═════ AVAILABLE RECORDS

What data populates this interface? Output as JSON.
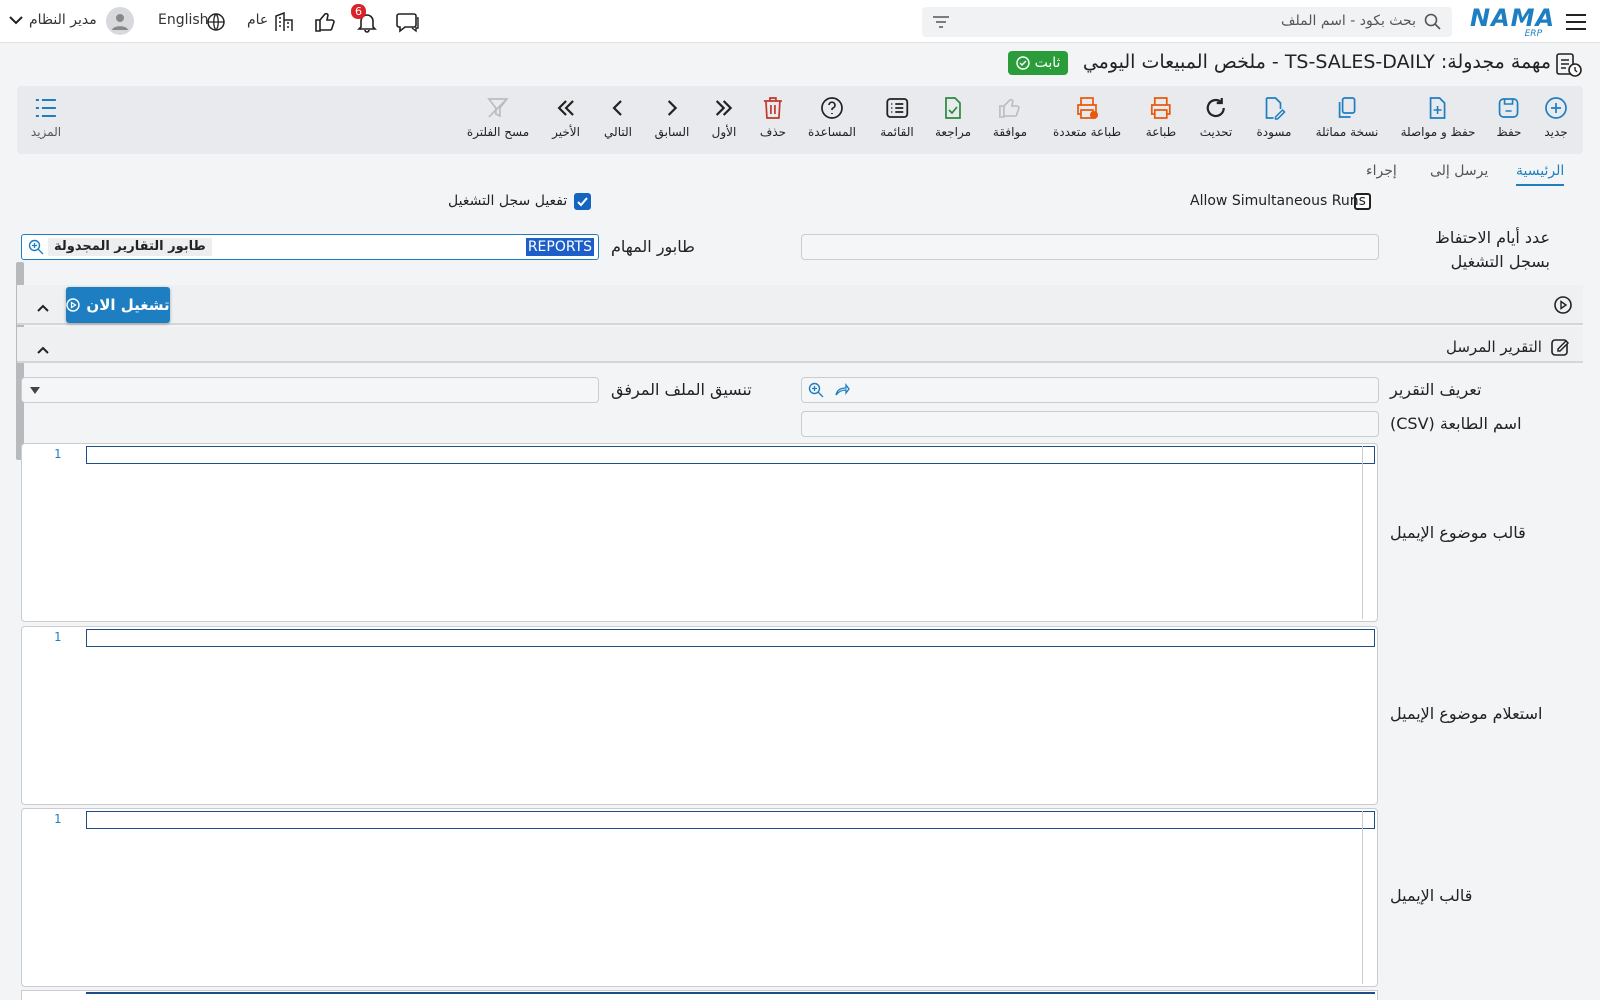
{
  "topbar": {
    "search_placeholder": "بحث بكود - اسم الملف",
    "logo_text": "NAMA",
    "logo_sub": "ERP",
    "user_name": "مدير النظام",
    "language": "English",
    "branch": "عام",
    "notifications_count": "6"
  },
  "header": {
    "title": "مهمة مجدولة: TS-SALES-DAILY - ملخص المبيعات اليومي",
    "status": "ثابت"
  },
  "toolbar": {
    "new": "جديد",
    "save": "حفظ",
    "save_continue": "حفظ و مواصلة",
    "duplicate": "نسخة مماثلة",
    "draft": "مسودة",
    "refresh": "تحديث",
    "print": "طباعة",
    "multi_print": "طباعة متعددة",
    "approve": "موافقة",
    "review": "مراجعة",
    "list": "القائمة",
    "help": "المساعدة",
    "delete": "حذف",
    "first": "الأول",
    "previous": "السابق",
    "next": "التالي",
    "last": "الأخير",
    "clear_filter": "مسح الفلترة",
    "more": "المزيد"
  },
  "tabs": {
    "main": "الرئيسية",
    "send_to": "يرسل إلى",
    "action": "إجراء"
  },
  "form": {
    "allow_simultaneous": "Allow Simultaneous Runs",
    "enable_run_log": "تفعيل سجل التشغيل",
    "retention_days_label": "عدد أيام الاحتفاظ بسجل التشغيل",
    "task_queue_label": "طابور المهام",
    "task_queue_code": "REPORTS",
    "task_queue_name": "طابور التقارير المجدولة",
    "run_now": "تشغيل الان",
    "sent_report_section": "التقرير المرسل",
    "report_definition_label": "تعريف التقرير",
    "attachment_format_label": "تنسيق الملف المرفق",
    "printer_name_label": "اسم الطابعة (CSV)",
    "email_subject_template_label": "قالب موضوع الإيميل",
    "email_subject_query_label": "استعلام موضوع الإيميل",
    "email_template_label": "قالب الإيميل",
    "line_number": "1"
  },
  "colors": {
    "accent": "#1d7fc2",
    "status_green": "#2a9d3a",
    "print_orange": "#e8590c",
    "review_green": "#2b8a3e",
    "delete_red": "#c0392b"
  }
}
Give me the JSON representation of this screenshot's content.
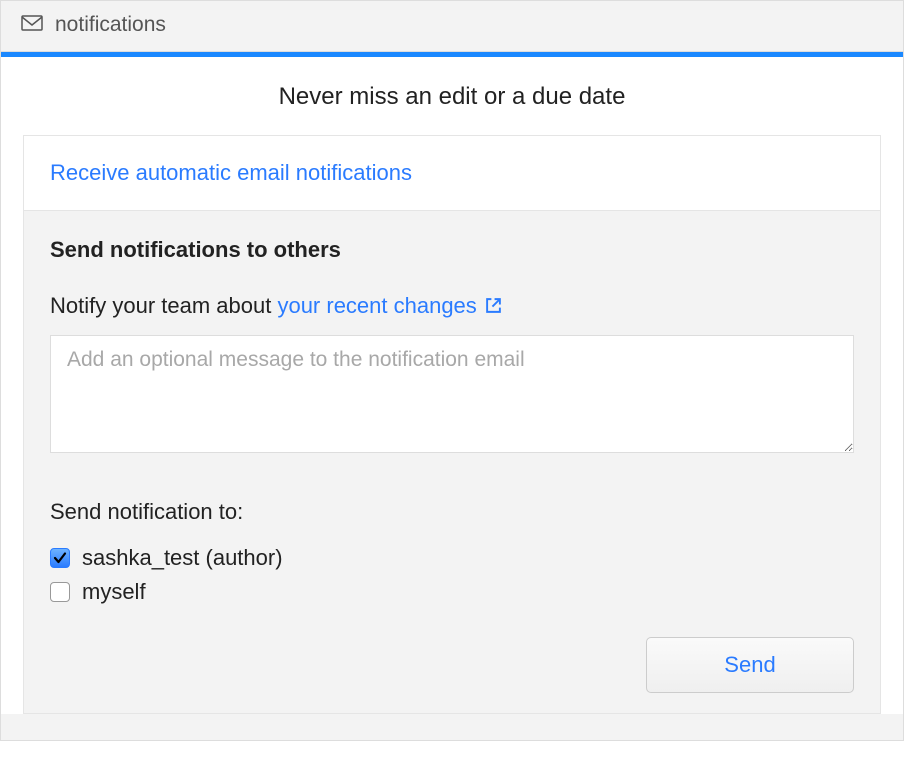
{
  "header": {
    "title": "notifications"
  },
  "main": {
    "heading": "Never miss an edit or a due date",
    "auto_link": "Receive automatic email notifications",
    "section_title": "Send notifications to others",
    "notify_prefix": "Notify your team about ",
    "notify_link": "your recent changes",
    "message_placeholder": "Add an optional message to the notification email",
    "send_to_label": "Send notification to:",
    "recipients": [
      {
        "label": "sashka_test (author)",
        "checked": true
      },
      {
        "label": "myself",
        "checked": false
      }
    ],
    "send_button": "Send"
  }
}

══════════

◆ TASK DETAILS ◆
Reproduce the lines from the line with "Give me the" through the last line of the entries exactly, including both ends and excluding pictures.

◆ RESULT BELOW ◆
Give me the JSON representation of this screenshot's content.
{
  "header": {
    "title": "notifications"
  },
  "main": {
    "heading": "Never miss an edit or a due date",
    "auto_link": "Receive automatic email notifications",
    "section_title": "Send notifications to others",
    "notify_prefix": "Notify your team about ",
    "notify_link": "your recent changes",
    "message_placeholder": "Add an optional message to the notification email",
    "send_to_label": "Send notification to:",
    "recipients": [
      {
        "label": "sashka_test (author)",
        "checked": true
      },
      {
        "label": "myself",
        "checked": false
      }
    ],
    "send_button": "Send"
  }
}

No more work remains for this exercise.